English
 
User Manual Privacy Policy Disclaimer Contact us
  Advanced SearchBrowse

Item

ITEM ACTIONSEXPORT

Released

Journal Article

cAMP sensitivity of HCN pacemaker channels determines basal heart rate but is not critical for autonomic rate control

MPS-Authors
/persons/resource/persons96072

Zehelein,  Joerg
Department of Molecular Neurobiology, Max Planck Institute for Medical Research, Max Planck Society;

/persons/resource/persons92704

Draguhn,  Andreas
Department of Cell Physiology, Max Planck Institute for Medical Research, Max Planck Society;

/persons/resource/persons93829

Koenen,  Michael
Department of Molecular Neurobiology, Max Planck Institute for Medical Research, Max Planck Society;

Fulltext (public)
There are no public fulltexts stored in PuRe
Supplementary Material (public)
There is no public supplementary material available
Citation

Schweizer, P. A., Duhme, N., Thomas, D., Becker, R., Zehelein, J., Draguhn, A., et al. (2010). cAMP sensitivity of HCN pacemaker channels determines basal heart rate but is not critical for autonomic rate control. Circulation: Arrhythmia and Electrophysiology, 3(5), 542-552. doi:10.1161/CIRCEP.110.949768.
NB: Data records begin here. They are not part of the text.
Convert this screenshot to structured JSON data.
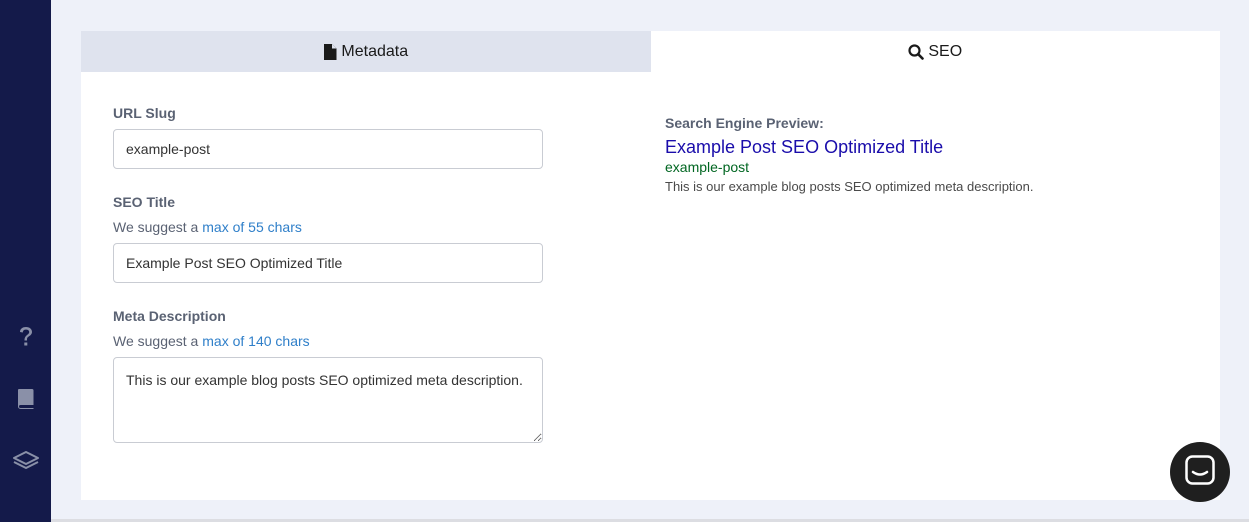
{
  "sidebar": {
    "icons": [
      "help-icon",
      "book-icon",
      "layers-icon"
    ],
    "background": "#141a4a"
  },
  "tabs": [
    {
      "label": "Metadata",
      "icon": "file-icon",
      "active": false
    },
    {
      "label": "SEO",
      "icon": "search-icon",
      "active": true
    }
  ],
  "form": {
    "url_slug": {
      "label": "URL Slug",
      "value": "example-post"
    },
    "seo_title": {
      "label": "SEO Title",
      "hint_prefix": "We suggest a ",
      "hint_link": "max of 55 chars",
      "value": "Example Post SEO Optimized Title"
    },
    "meta_description": {
      "label": "Meta Description",
      "hint_prefix": "We suggest a ",
      "hint_link": "max of 140 chars",
      "value": "This is our example blog posts SEO optimized meta description."
    }
  },
  "preview": {
    "label": "Search Engine Preview:",
    "title": "Example Post SEO Optimized Title",
    "url": "example-post",
    "description": "This is our example blog posts SEO optimized meta description."
  },
  "colors": {
    "accent_link": "#2f7fc9",
    "preview_title": "#1a0dab",
    "preview_url": "#006621",
    "page_bg": "#eef1f9"
  }
}
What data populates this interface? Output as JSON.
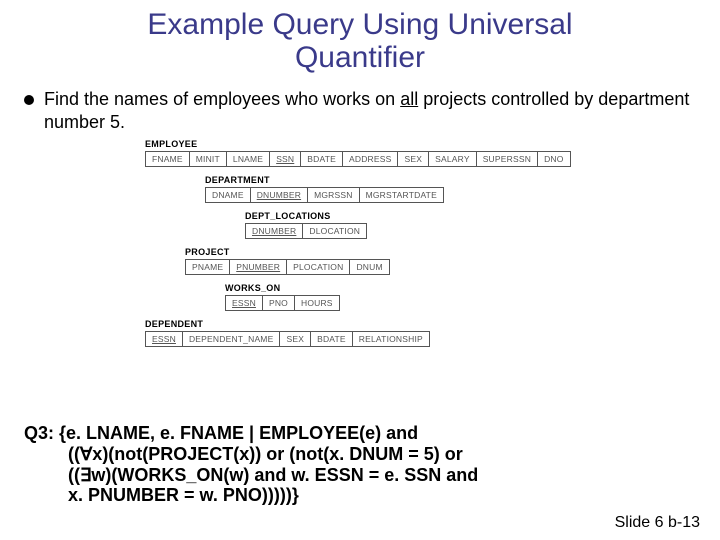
{
  "title_line1": "Example Query Using Universal",
  "title_line2": "Quantifier",
  "bullet_pre": "Find the names of employees who works on ",
  "bullet_all": "all",
  "bullet_post": " projects controlled by department number 5.",
  "schemas": {
    "employee": {
      "label": "EMPLOYEE",
      "cols": [
        "FNAME",
        "MINIT",
        "LNAME",
        "SSN",
        "BDATE",
        "ADDRESS",
        "SEX",
        "SALARY",
        "SUPERSSN",
        "DNO"
      ],
      "key_idx": 3
    },
    "department": {
      "label": "DEPARTMENT",
      "cols": [
        "DNAME",
        "DNUMBER",
        "MGRSSN",
        "MGRSTARTDATE"
      ],
      "key_idx": 1
    },
    "dept_locations": {
      "label": "DEPT_LOCATIONS",
      "cols": [
        "DNUMBER",
        "DLOCATION"
      ],
      "key_idx": 0
    },
    "project": {
      "label": "PROJECT",
      "cols": [
        "PNAME",
        "PNUMBER",
        "PLOCATION",
        "DNUM"
      ],
      "key_idx": 1
    },
    "works_on": {
      "label": "WORKS_ON",
      "cols": [
        "ESSN",
        "PNO",
        "HOURS"
      ],
      "key_idx": 0
    },
    "dependent": {
      "label": "DEPENDENT",
      "cols": [
        "ESSN",
        "DEPENDENT_NAME",
        "SEX",
        "BDATE",
        "RELATIONSHIP"
      ],
      "key_idx": 0
    }
  },
  "q3": {
    "label": "Q3: ",
    "l1": "{e. LNAME, e. FNAME | EMPLOYEE(e) and",
    "l2": "((∀x)(not(PROJECT(x)) or (not(x. DNUM = 5) or",
    "l3": "((∃w)(WORKS_ON(w) and w. ESSN = e. SSN and",
    "l4": "x. PNUMBER = w. PNO)))))}"
  },
  "footer": "Slide 6 b-13"
}
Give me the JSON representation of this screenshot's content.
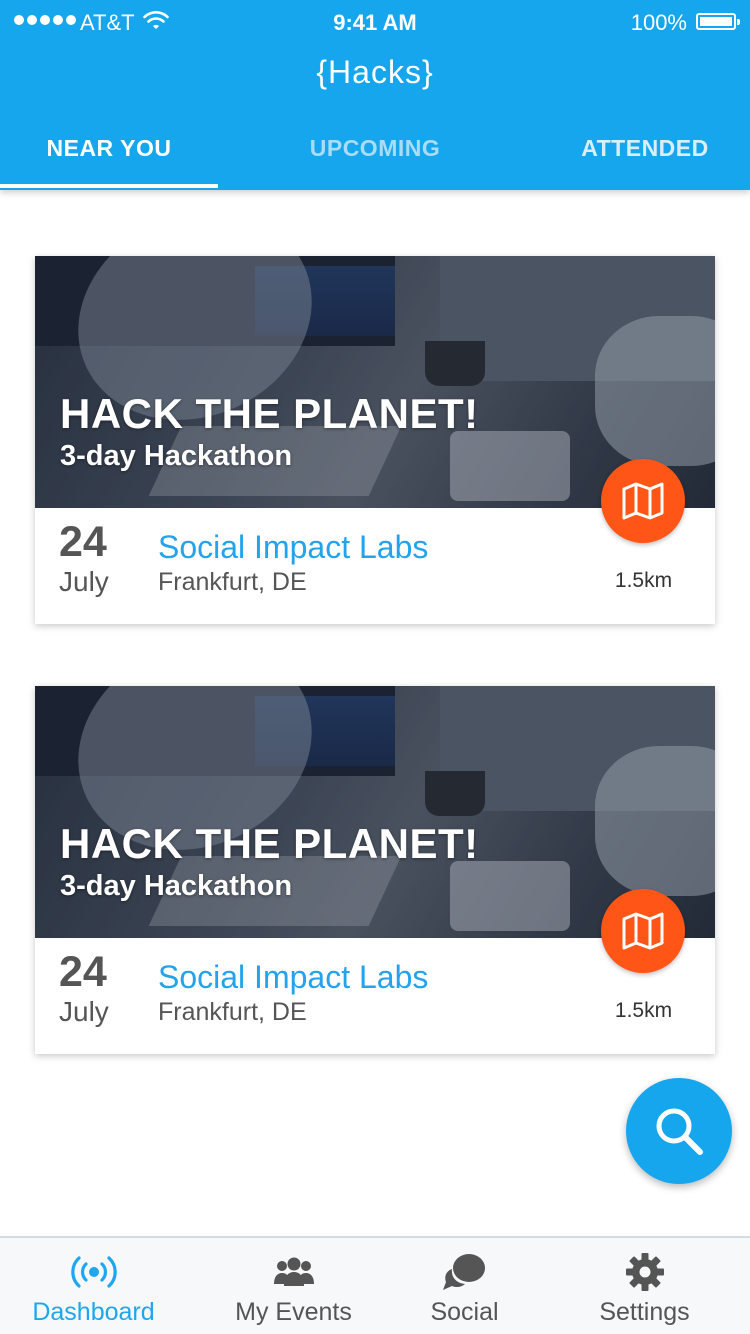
{
  "status_bar": {
    "carrier": "AT&T",
    "time": "9:41 AM",
    "battery": "100%"
  },
  "app": {
    "title": "{Hacks}"
  },
  "tabs": [
    {
      "label": "NEAR YOU",
      "active": true
    },
    {
      "label": "UPCOMING",
      "active": false
    },
    {
      "label": "ATTENDED",
      "active": false
    }
  ],
  "events": [
    {
      "title": "HACK THE PLANET!",
      "subtitle": "3-day Hackathon",
      "day": "24",
      "month": "July",
      "venue": "Social Impact Labs",
      "location": "Frankfurt, DE",
      "distance": "1.5km"
    },
    {
      "title": "HACK THE PLANET!",
      "subtitle": "3-day Hackathon",
      "day": "24",
      "month": "July",
      "venue": "Social Impact Labs",
      "location": "Frankfurt, DE",
      "distance": "1.5km"
    }
  ],
  "fab": {
    "icon": "search-icon"
  },
  "bottom_nav": [
    {
      "label": "Dashboard",
      "icon": "broadcast-icon",
      "active": true
    },
    {
      "label": "My Events",
      "icon": "people-icon",
      "active": false
    },
    {
      "label": "Social",
      "icon": "chat-bubbles-icon",
      "active": false
    },
    {
      "label": "Settings",
      "icon": "gear-icon",
      "active": false
    }
  ],
  "colors": {
    "primary": "#16a6ee",
    "accent": "#ff5516",
    "venue_text": "#23a3ec"
  }
}
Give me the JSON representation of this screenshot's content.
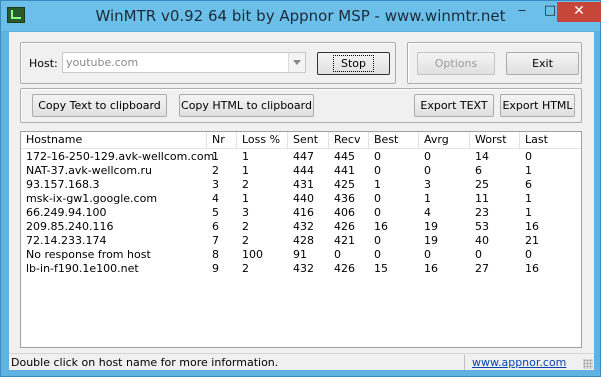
{
  "window": {
    "title": "WinMTR v0.92 64 bit by Appnor MSP - www.winmtr.net",
    "minimize_glyph": "‒",
    "maximize_glyph": "□",
    "close_glyph": "✕"
  },
  "host": {
    "label": "Host:",
    "value": "youtube.com"
  },
  "buttons": {
    "stop": "Stop",
    "options": "Options",
    "exit": "Exit",
    "copy_text": "Copy Text to clipboard",
    "copy_html": "Copy HTML to clipboard",
    "export_text": "Export TEXT",
    "export_html": "Export HTML"
  },
  "table": {
    "columns": [
      "Hostname",
      "Nr",
      "Loss %",
      "Sent",
      "Recv",
      "Best",
      "Avrg",
      "Worst",
      "Last"
    ],
    "rows": [
      [
        "172-16-250-129.avk-wellcom.com",
        "1",
        "1",
        "447",
        "445",
        "0",
        "0",
        "14",
        "0"
      ],
      [
        "NAT-37.avk-wellcom.ru",
        "2",
        "1",
        "444",
        "441",
        "0",
        "0",
        "6",
        "1"
      ],
      [
        "93.157.168.3",
        "3",
        "2",
        "431",
        "425",
        "1",
        "3",
        "25",
        "6"
      ],
      [
        "msk-ix-gw1.google.com",
        "4",
        "1",
        "440",
        "436",
        "0",
        "1",
        "11",
        "1"
      ],
      [
        "66.249.94.100",
        "5",
        "3",
        "416",
        "406",
        "0",
        "4",
        "23",
        "1"
      ],
      [
        "209.85.240.116",
        "6",
        "2",
        "432",
        "426",
        "16",
        "19",
        "53",
        "16"
      ],
      [
        "72.14.233.174",
        "7",
        "2",
        "428",
        "421",
        "0",
        "19",
        "40",
        "21"
      ],
      [
        "No response from host",
        "8",
        "100",
        "91",
        "0",
        "0",
        "0",
        "0",
        "0"
      ],
      [
        "lb-in-f190.1e100.net",
        "9",
        "2",
        "432",
        "426",
        "15",
        "16",
        "27",
        "16"
      ]
    ]
  },
  "status": {
    "text": "Double click on host name for more information.",
    "link": "www.appnor.com"
  },
  "colors": {
    "title_bar": "#6cbfe8",
    "close_button": "#c7463a",
    "link": "#0645ad"
  }
}
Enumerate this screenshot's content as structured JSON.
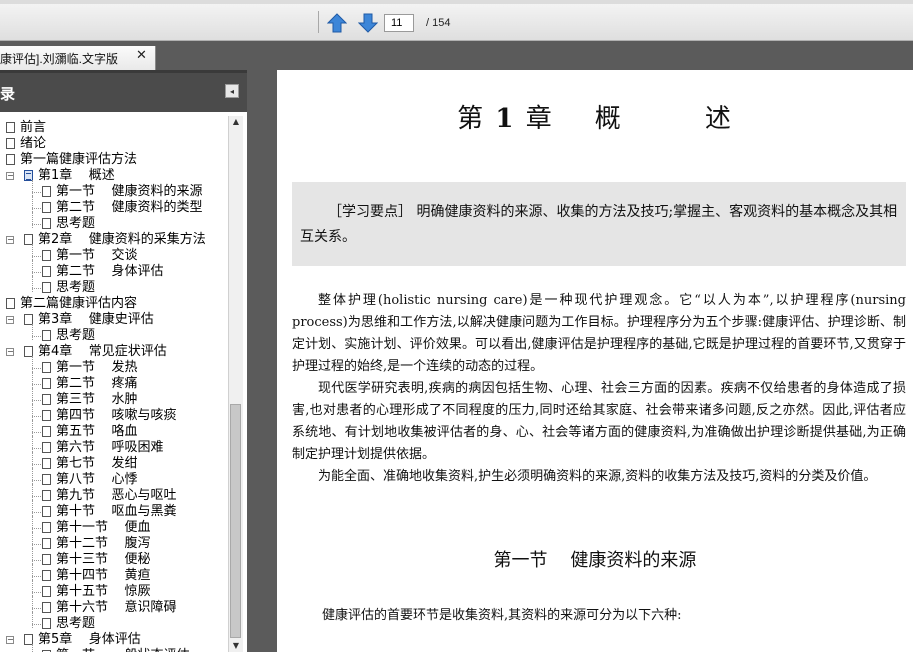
{
  "toolbar": {
    "current_page": "11",
    "total_pages": "/ 154"
  },
  "tab": {
    "title": "康评估].刘瀰临.文字版",
    "close": "✕"
  },
  "sidebar": {
    "title": "录",
    "collapse_icon": "◂",
    "items": [
      {
        "label": "前言",
        "level": 0,
        "expander": "none",
        "selected": false
      },
      {
        "label": "绪论",
        "level": 0,
        "expander": "none",
        "selected": false
      },
      {
        "label": "第一篇健康评估方法",
        "level": 0,
        "expander": "none",
        "selected": false
      },
      {
        "label": "第1章    概述",
        "level": 1,
        "expander": "minus",
        "selected": true
      },
      {
        "label": "第一节    健康资料的来源",
        "level": 2,
        "expander": "none",
        "selected": false
      },
      {
        "label": "第二节    健康资料的类型",
        "level": 2,
        "expander": "none",
        "selected": false
      },
      {
        "label": "思考题",
        "level": 2,
        "expander": "none",
        "selected": false
      },
      {
        "label": "第2章    健康资料的采集方法",
        "level": 1,
        "expander": "minus",
        "selected": false
      },
      {
        "label": "第一节    交谈",
        "level": 2,
        "expander": "none",
        "selected": false
      },
      {
        "label": "第二节    身体评估",
        "level": 2,
        "expander": "none",
        "selected": false
      },
      {
        "label": "思考题",
        "level": 2,
        "expander": "none",
        "selected": false
      },
      {
        "label": "第二篇健康评估内容",
        "level": 0,
        "expander": "none",
        "selected": false
      },
      {
        "label": "第3章    健康史评估",
        "level": 1,
        "expander": "minus",
        "selected": false
      },
      {
        "label": "思考题",
        "level": 2,
        "expander": "none",
        "selected": false
      },
      {
        "label": "第4章    常见症状评估",
        "level": 1,
        "expander": "minus",
        "selected": false
      },
      {
        "label": "第一节    发热",
        "level": 2,
        "expander": "none",
        "selected": false
      },
      {
        "label": "第二节    疼痛",
        "level": 2,
        "expander": "none",
        "selected": false
      },
      {
        "label": "第三节    水肿",
        "level": 2,
        "expander": "none",
        "selected": false
      },
      {
        "label": "第四节    咳嗽与咳痰",
        "level": 2,
        "expander": "none",
        "selected": false
      },
      {
        "label": "第五节    咯血",
        "level": 2,
        "expander": "none",
        "selected": false
      },
      {
        "label": "第六节    呼吸困难",
        "level": 2,
        "expander": "none",
        "selected": false
      },
      {
        "label": "第七节    发绀",
        "level": 2,
        "expander": "none",
        "selected": false
      },
      {
        "label": "第八节    心悸",
        "level": 2,
        "expander": "none",
        "selected": false
      },
      {
        "label": "第九节    恶心与呕吐",
        "level": 2,
        "expander": "none",
        "selected": false
      },
      {
        "label": "第十节    呕血与黑粪",
        "level": 2,
        "expander": "none",
        "selected": false
      },
      {
        "label": "第十一节    便血",
        "level": 2,
        "expander": "none",
        "selected": false
      },
      {
        "label": "第十二节    腹泻",
        "level": 2,
        "expander": "none",
        "selected": false
      },
      {
        "label": "第十三节    便秘",
        "level": 2,
        "expander": "none",
        "selected": false
      },
      {
        "label": "第十四节    黄疸",
        "level": 2,
        "expander": "none",
        "selected": false
      },
      {
        "label": "第十五节    惊厥",
        "level": 2,
        "expander": "none",
        "selected": false
      },
      {
        "label": "第十六节    意识障碍",
        "level": 2,
        "expander": "none",
        "selected": false
      },
      {
        "label": "思考题",
        "level": 2,
        "expander": "none",
        "selected": false
      },
      {
        "label": "第5章    身体评估",
        "level": 1,
        "expander": "minus",
        "selected": false
      },
      {
        "label": "第一节    一般状态评估",
        "level": 2,
        "expander": "none",
        "selected": false
      }
    ]
  },
  "document": {
    "chapter_prefix": "第",
    "chapter_num": "1",
    "chapter_suffix": "章    概        述",
    "key_points": "［学习要点］  明确健康资料的来源、收集的方法及技巧;掌握主、客观资料的基本概念及其相互关系。",
    "paragraphs": [
      "整体护理(holistic nursing care)是一种现代护理观念。它“以人为本”,以护理程序(nursing process)为思维和工作方法,以解决健康问题为工作目标。护理程序分为五个步骤:健康评估、护理诊断、制定计划、实施计划、评价效果。可以看出,健康评估是护理程序的基础,它既是护理过程的首要环节,又贯穿于护理过程的始终,是一个连续的动态的过程。",
      "现代医学研究表明,疾病的病因包括生物、心理、社会三方面的因素。疾病不仅给患者的身体造成了损害,也对患者的心理形成了不同程度的压力,同时还给其家庭、社会带来诸多问题,反之亦然。因此,评估者应系统地、有计划地收集被评估者的身、心、社会等诸方面的健康资料,为准确做出护理诊断提供基础,为正确制定护理计划提供依据。",
      "为能全面、准确地收集资料,护生必须明确资料的来源,资料的收集方法及技巧,资料的分类及价值。"
    ],
    "section_title": "第一节    健康资料的来源",
    "section_intro": "健康评估的首要环节是收集资料,其资料的来源可分为以下六种:"
  }
}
Cite as: http://hdl.handle.net/11858/00-001M-0000-002C-5DAB-C
Abstract
BACKGROUND: HCN channels activate the pacemaker current I(f), which is thought to contribute significantly to generation and regulation of heart rhythm. HCN4 represents the dominant isotype in the sinoatrial node and binding of cAMP was suggested to be necessary for autonomic heart rate regulation. METHODS AND RESULTS: In a candidate gene approach, a heterozygous insertion of 13 nucleotides in exon 6 of the HCN4 gene leading to a truncated cyclic nucleotide-binding domain was identified in a 45-year-old woman with sinus bradycardia. Biophysical properties determined by whole-cell patch-clamp recording of HEK293 cells demonstrated that mutant subunits (HCN4-695X) were insensitive to cAMP. Heteromeric channels composed of wild-type and mutant subunits failed to respond to cAMP-like homomeric mutant channels, indicating a dominant-negative suppression of cAMP-induced channel activation by mutant subunits. Pedigree analysis identified 7 additional living carriers showing similar clinical phenotypes, that is, sinus node dysfunction with mean resting heart rate of 45.9±4.6 bpm (n=8) compared with 66.5±9.1 bpm of unaffected relatives (n=6; P<0.01). Clinical evaluation revealed no ischemic or structural heart disease in any family member. Importantly, mutant carriers exhibited normal heart rate variance and full ability to accelerate heart rate under physical activity or pharmacological stimulation. Moreover, mutant carriers displayed distinctive sinus arrhythmias and premature beats linked to adrenergic stress. CONCLUSIONS: In humans, cAMP responsiveness of I(f) determines basal heart rate but is not critical for maximum heart rate, heart rate variability, or chronotropic competence. Furthermore, cAMP-activated I(f) may stabilize heart rhythm during chronotropic response.